Different parts of the city were affected differently by the shaking. Driving in from the south, we saw very little damage until we reached the central city area where a number of older brick or masonry buildings had been badly damaged. In fact, the three main types of damage were chimneys that either collapsed or became unsafe, older brick or masonry buildings that partially collapsed and problems due to soil liquefaction. When we arrived on 8 September many streets in the central city area were cordoned off. In fact, the serviced apartments where we were staying were inside a cordoned area and we had to be escorted to reception by a soldier. By the time we arrived, water and power had been restored over most of the affected area, though not in some of the most badly affected neighbourhoods and in rural areas. The biggest inconveniences for us were that for the first few days we were not allowed to use the lifts and the internet connections to the rooms were not working properly, possibly because aftershocks were loosening the ethernet cables. By Monday 13 September much of the city was  functioning normally, though a few streets were still closed due to unsafe buildings or continuing demolition.
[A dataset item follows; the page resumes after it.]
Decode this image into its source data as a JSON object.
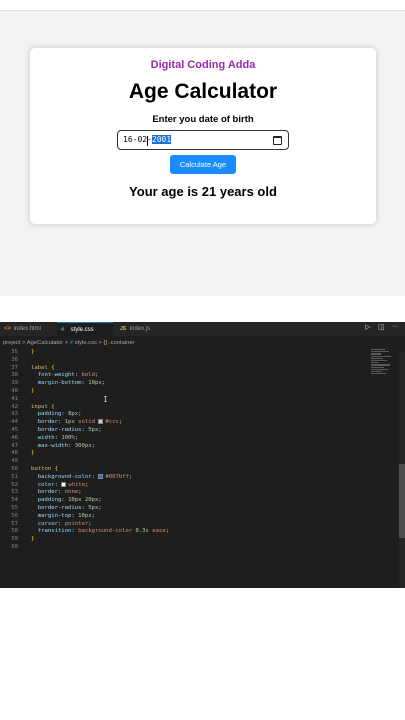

The response of Christchurch residents to the call for volunteers to host a sensor was amazing. Even those whose houses were undamaged had still had an extraordinarily stressful experience, plus the additional stress of on-going aftershocks, including one of magnitude 5.1 on the morning of 8 September (before we arrived) that caused additional damage.

The GeoNet website has more information about the earthquake, including a video montage of the fault trace reconnaissance and some more on aftershocks. The GNS Science website has more information as well. There is an animation of the aftershock sequence at www.christchurchquakemap.co.nz.

We also recommend the Nobanno Bengali restaurant on the corner of Armagh and Colombo Streets in Christchurch. The food is excellent.

## Saturday, September 4, 2010

### Christchurch Earthquake

The major earthquake near Christchurch , around 350km north of here, woke us at 4.35 this morning. It was strong enough here for me to be concerned about objects falling, though none did. The timing was fortunate, in that not many people were out on the streets. Had they been, there would have been many more casualties. As it is, some people had some amazing escapes. For news stories see TVNZ or BBC.